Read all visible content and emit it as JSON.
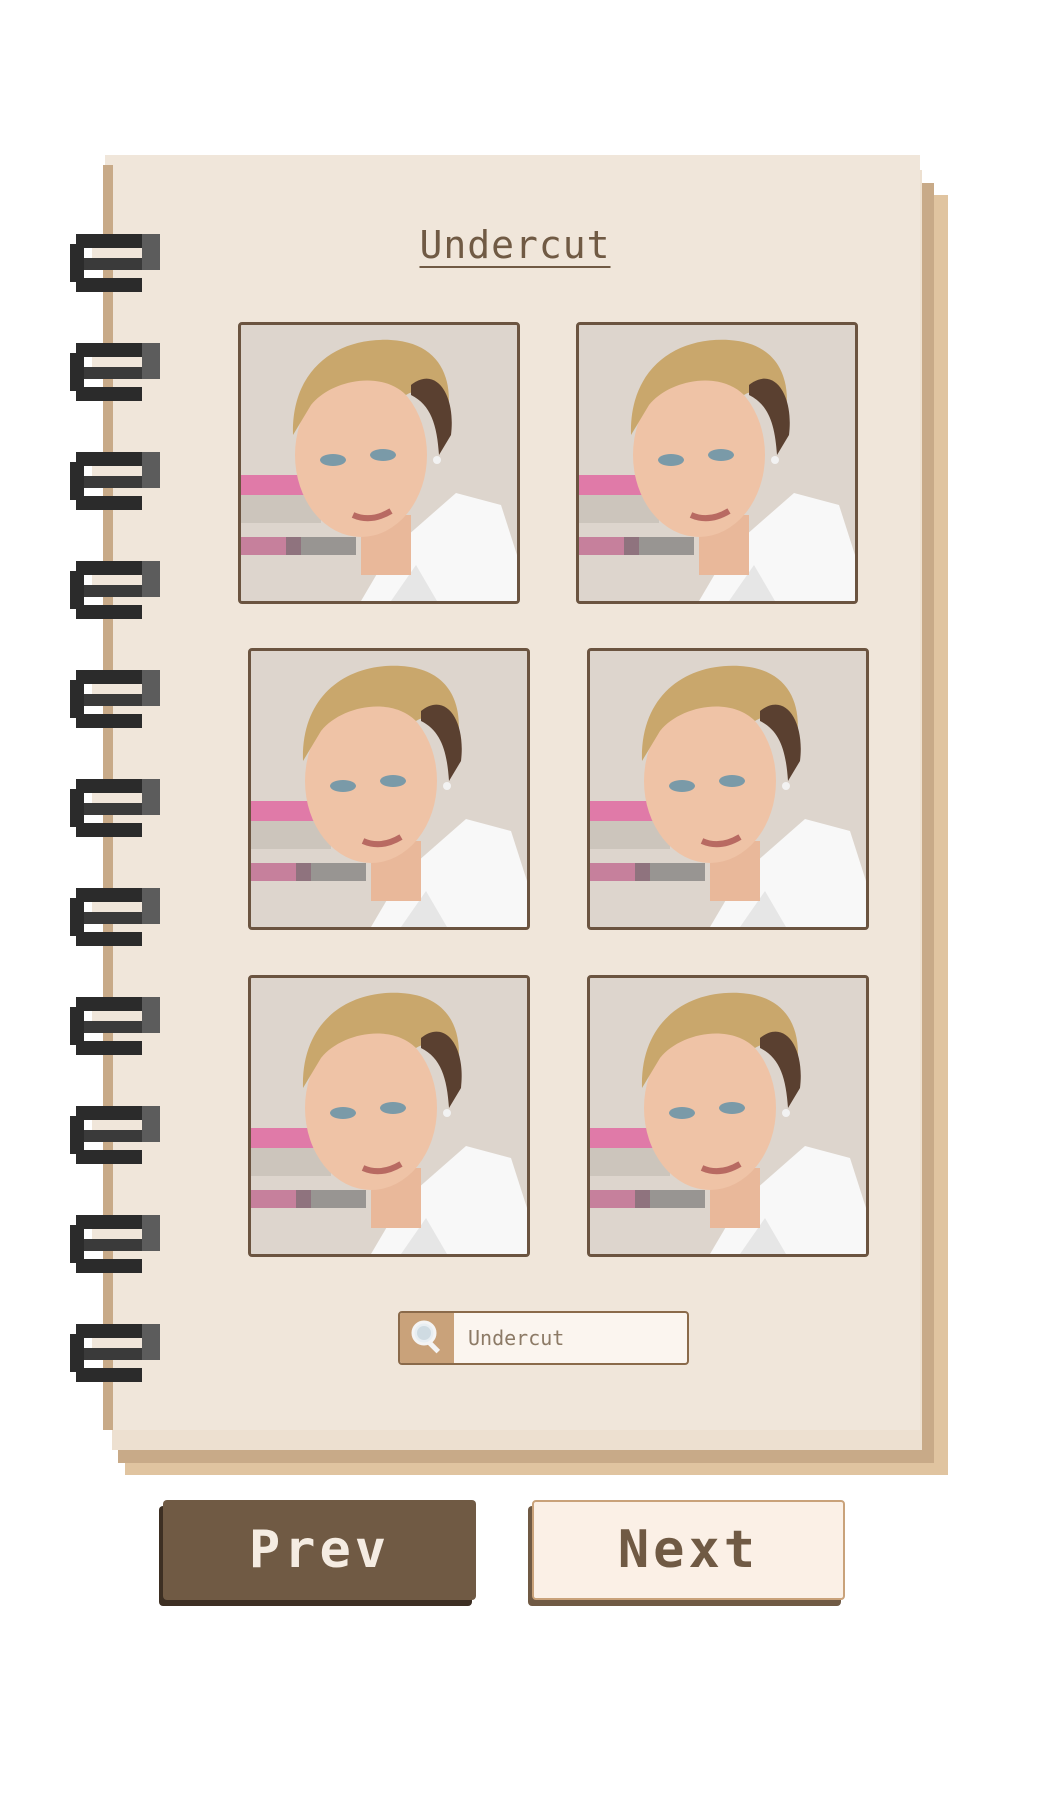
{
  "notebook": {
    "title": "Undercut",
    "ring_count": 11
  },
  "gallery": {
    "photos": [
      {
        "subject": "portrait-undercut"
      },
      {
        "subject": "portrait-undercut"
      },
      {
        "subject": "portrait-undercut"
      },
      {
        "subject": "portrait-undercut"
      },
      {
        "subject": "portrait-undercut"
      },
      {
        "subject": "portrait-undercut"
      }
    ]
  },
  "search": {
    "value": "Undercut",
    "icon": "magnifier-icon"
  },
  "nav": {
    "prev_label": "Prev",
    "next_label": "Next"
  },
  "colors": {
    "page": "#f0e6da",
    "accent_dark": "#705a44",
    "accent_light": "#c9a27a",
    "ring": "#2b2b2b"
  }
}
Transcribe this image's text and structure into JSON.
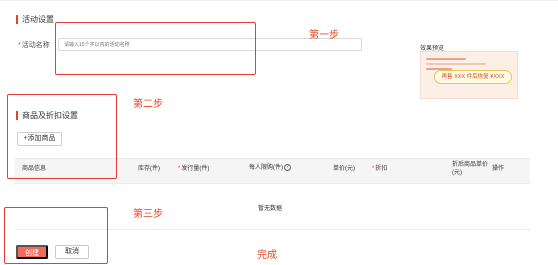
{
  "activity_settings": {
    "section_title": "活动设置",
    "name_label": "活动名称",
    "name_required_mark": "*",
    "name_placeholder": "请输入15个字以内的活动名称"
  },
  "preview": {
    "label": "效果预览",
    "pill_text": "再售 XXX 件后恢复 ¥XXX",
    "accent_color": "#e8431e",
    "pill_border_color": "#e8c45a"
  },
  "product_settings": {
    "section_title": "商品及折扣设置",
    "add_product_label": "+添加商品"
  },
  "table": {
    "headers": [
      {
        "text": "商品信息",
        "required": false
      },
      {
        "text": "库存(件)",
        "required": false
      },
      {
        "text": "发行量(件)",
        "required": true
      },
      {
        "text": "每人限购(件)",
        "required": false,
        "help_icon": "question-circle-icon"
      },
      {
        "text": "单价(元)",
        "required": false
      },
      {
        "text": "折扣",
        "required": true
      },
      {
        "text": "折后商品单价(元)",
        "required": false
      },
      {
        "text": "操作",
        "required": false
      }
    ],
    "required_mark": "*",
    "empty_text": "暂无数据"
  },
  "footer": {
    "create_label": "创建",
    "cancel_label": "取消",
    "create_color": "#f26a5a"
  },
  "annotations": {
    "step1": "第一步",
    "step2": "第二步",
    "step3": "第三步",
    "done": "完成",
    "color": "#e83a3a"
  }
}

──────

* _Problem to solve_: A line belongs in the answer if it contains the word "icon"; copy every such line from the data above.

* _Written reply_:
    "icon": "magnifier-icon"
        "help_icon": "question-circle-icon"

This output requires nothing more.